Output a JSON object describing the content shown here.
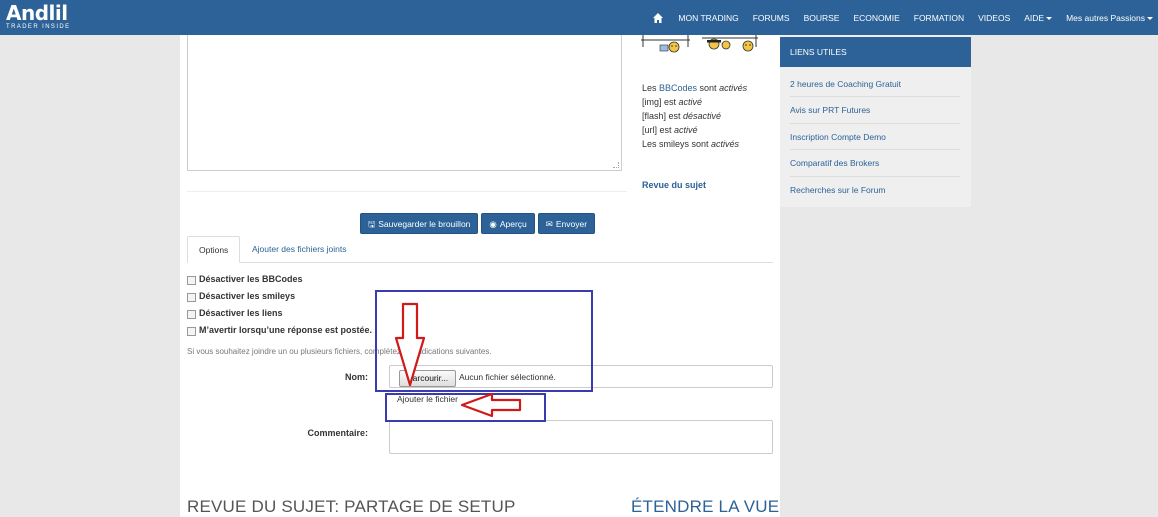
{
  "navbar": {
    "logo_title": "Andlil",
    "logo_sub": "TRADER INSIDE",
    "items": [
      "MON TRADING",
      "FORUMS",
      "BOURSE",
      "ECONOMIE",
      "FORMATION",
      "VIDEOS",
      "AIDE",
      "Mes autres Passions"
    ]
  },
  "bbcode_info": {
    "l1_a": "Les ",
    "l1_link": "BBCodes",
    "l1_b": " sont ",
    "l1_em": "activés",
    "l2_a": "[img] est ",
    "l2_em": "activé",
    "l3_a": "[flash] est ",
    "l3_em": "désactivé",
    "l4_a": "[url] est ",
    "l4_em": "activé",
    "l5_a": "Les smileys sont ",
    "l5_em": "activés"
  },
  "revue_link": "Revue du sujet",
  "buttons": {
    "save_draft": "Sauvegarder le brouillon",
    "preview": "Aperçu",
    "submit": "Envoyer"
  },
  "tabs": [
    "Options",
    "Ajouter des fichiers joints"
  ],
  "options": [
    "Désactiver les BBCodes",
    "Désactiver les smileys",
    "Désactiver les liens",
    "M’avertir lorsqu’une réponse est postée."
  ],
  "attach": {
    "help_text": "Si vous souhaitez joindre un ou plusieurs fichiers, complétez les indications suivantes.",
    "name_label": "Nom:",
    "browse_label": "Parcourir...",
    "no_file_text": "Aucun fichier sélectionné.",
    "add_file_label": "Ajouter le fichier",
    "comment_label": "Commentaire:"
  },
  "bottom": {
    "title": "REVUE DU SUJET: PARTAGE DE SETUP",
    "expand_link": "ÉTENDRE LA VUE"
  },
  "sidebar": {
    "title": "LIENS UTILES",
    "items": [
      "2 heures de Coaching Gratuit",
      "Avis sur PRT Futures",
      "Inscription Compte Demo",
      "Comparatif des Brokers",
      "Recherches sur le Forum"
    ]
  },
  "colors": {
    "brand_blue": "#2c6297",
    "annotation_blue": "#3b3bb0",
    "annotation_red": "#d01a1a"
  }
}
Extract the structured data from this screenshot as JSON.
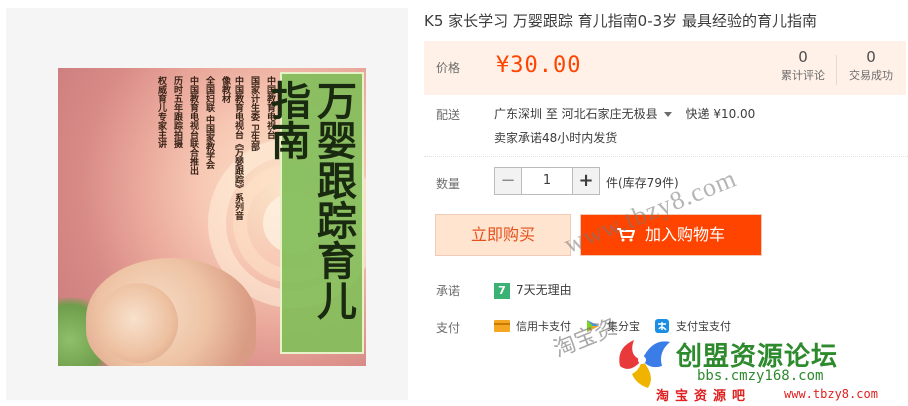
{
  "product": {
    "title": "K5 家长学习 万婴跟踪 育儿指南0-3岁 最具经验的育儿指南",
    "cover_title": "万婴跟踪育儿指南",
    "cover_credits": [
      "中国教育电视台",
      "国家计生委 卫生部",
      "中国教育电视台《万婴跟踪》系列音像教材",
      "全国妇联 中国家教学会",
      "中国教育电视台联合推出",
      "历时五年跟踪拍摄",
      "权威育儿专家主讲"
    ]
  },
  "price": {
    "label": "价格",
    "value": "¥30.00",
    "reviews_count": "0",
    "reviews_label": "累计评论",
    "sales_count": "0",
    "sales_label": "交易成功"
  },
  "shipping": {
    "label": "配送",
    "from": "广东深圳 至",
    "to": "河北石家庄无极县",
    "method": "快递 ¥10.00",
    "promise": "卖家承诺48小时内发货"
  },
  "quantity": {
    "label": "数量",
    "minus": "−",
    "value": "1",
    "plus": "+",
    "stock": "件(库存79件)"
  },
  "actions": {
    "buy_now": "立即购买",
    "add_to_cart": "加入购物车"
  },
  "promise": {
    "label": "承诺",
    "badge": "7",
    "text": "7天无理由"
  },
  "payment": {
    "label": "支付",
    "methods": [
      "信用卡支付",
      "集分宝",
      "支付宝支付"
    ]
  },
  "watermark": {
    "url": "www.tbzy8.com",
    "taobao": "淘宝资",
    "forum": "创盟资源论坛",
    "bbs": "bbs.cmzy168.com",
    "bottom_left": "淘宝资源吧",
    "bottom_right": "www.tbzy8.com"
  },
  "colors": {
    "accent": "#ff4400",
    "price_bg": "#fff1e8",
    "buy_bg": "#ffe4d0",
    "promise_green": "#3bb273",
    "forum_green": "#2d8a2d"
  }
}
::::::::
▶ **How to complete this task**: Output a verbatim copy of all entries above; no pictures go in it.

▶ **Task result**:
Output a JSON object describing the content shown here.
{
  "navbar": {
    "logo_title": "Andlil",
    "logo_sub": "TRADER INSIDE",
    "items": [
      "MON TRADING",
      "FORUMS",
      "BOURSE",
      "ECONOMIE",
      "FORMATION",
      "VIDEOS",
      "AIDE",
      "Mes autres Passions"
    ]
  },
  "bbcode_info": {
    "l1_a": "Les ",
    "l1_link": "BBCodes",
    "l1_b": " sont ",
    "l1_em": "activés",
    "l2_a": "[img] est ",
    "l2_em": "activé",
    "l3_a": "[flash] est ",
    "l3_em": "désactivé",
    "l4_a": "[url] est ",
    "l4_em": "activé",
    "l5_a": "Les smileys sont ",
    "l5_em": "activés"
  },
  "revue_link": "Revue du sujet",
  "buttons": {
    "save_draft": "Sauvegarder le brouillon",
    "preview": "Aperçu",
    "submit": "Envoyer"
  },
  "tabs": [
    "Options",
    "Ajouter des fichiers joints"
  ],
  "options": [
    "Désactiver les BBCodes",
    "Désactiver les smileys",
    "Désactiver les liens",
    "M’avertir lorsqu’une réponse est postée."
  ],
  "attach": {
    "help_text": "Si vous souhaitez joindre un ou plusieurs fichiers, complétez les indications suivantes.",
    "name_label": "Nom:",
    "browse_label": "Parcourir...",
    "no_file_text": "Aucun fichier sélectionné.",
    "add_file_label": "Ajouter le fichier",
    "comment_label": "Commentaire:"
  },
  "bottom": {
    "title": "REVUE DU SUJET: PARTAGE DE SETUP",
    "expand_link": "ÉTENDRE LA VUE"
  },
  "sidebar": {
    "title": "LIENS UTILES",
    "items": [
      "2 heures de Coaching Gratuit",
      "Avis sur PRT Futures",
      "Inscription Compte Demo",
      "Comparatif des Brokers",
      "Recherches sur le Forum"
    ]
  },
  "colors": {
    "brand_blue": "#2c6297",
    "annotation_blue": "#3b3bb0",
    "annotation_red": "#d01a1a"
  }
}
Extract the structured data from this screenshot as JSON.
{
  "product": {
    "title": "K5 家长学习 万婴跟踪 育儿指南0-3岁 最具经验的育儿指南",
    "cover_title": "万婴跟踪育儿指南",
    "cover_credits": [
      "中国教育电视台",
      "国家计生委 卫生部",
      "中国教育电视台《万婴跟踪》系列音像教材",
      "全国妇联 中国家教学会",
      "中国教育电视台联合推出",
      "历时五年跟踪拍摄",
      "权威育儿专家主讲"
    ]
  },
  "price": {
    "label": "价格",
    "value": "¥30.00",
    "reviews_count": "0",
    "reviews_label": "累计评论",
    "sales_count": "0",
    "sales_label": "交易成功"
  },
  "shipping": {
    "label": "配送",
    "from": "广东深圳 至",
    "to": "河北石家庄无极县",
    "method": "快递 ¥10.00",
    "promise": "卖家承诺48小时内发货"
  },
  "quantity": {
    "label": "数量",
    "minus": "−",
    "value": "1",
    "plus": "+",
    "stock": "件(库存79件)"
  },
  "actions": {
    "buy_now": "立即购买",
    "add_to_cart": "加入购物车"
  },
  "promise": {
    "label": "承诺",
    "badge": "7",
    "text": "7天无理由"
  },
  "payment": {
    "label": "支付",
    "methods": [
      "信用卡支付",
      "集分宝",
      "支付宝支付"
    ]
  },
  "watermark": {
    "url": "www.tbzy8.com",
    "taobao": "淘宝资",
    "forum": "创盟资源论坛",
    "bbs": "bbs.cmzy168.com",
    "bottom_left": "淘宝资源吧",
    "bottom_right": "www.tbzy8.com"
  },
  "colors": {
    "accent": "#ff4400",
    "price_bg": "#fff1e8",
    "buy_bg": "#ffe4d0",
    "promise_green": "#3bb273",
    "forum_green": "#2d8a2d"
  }
}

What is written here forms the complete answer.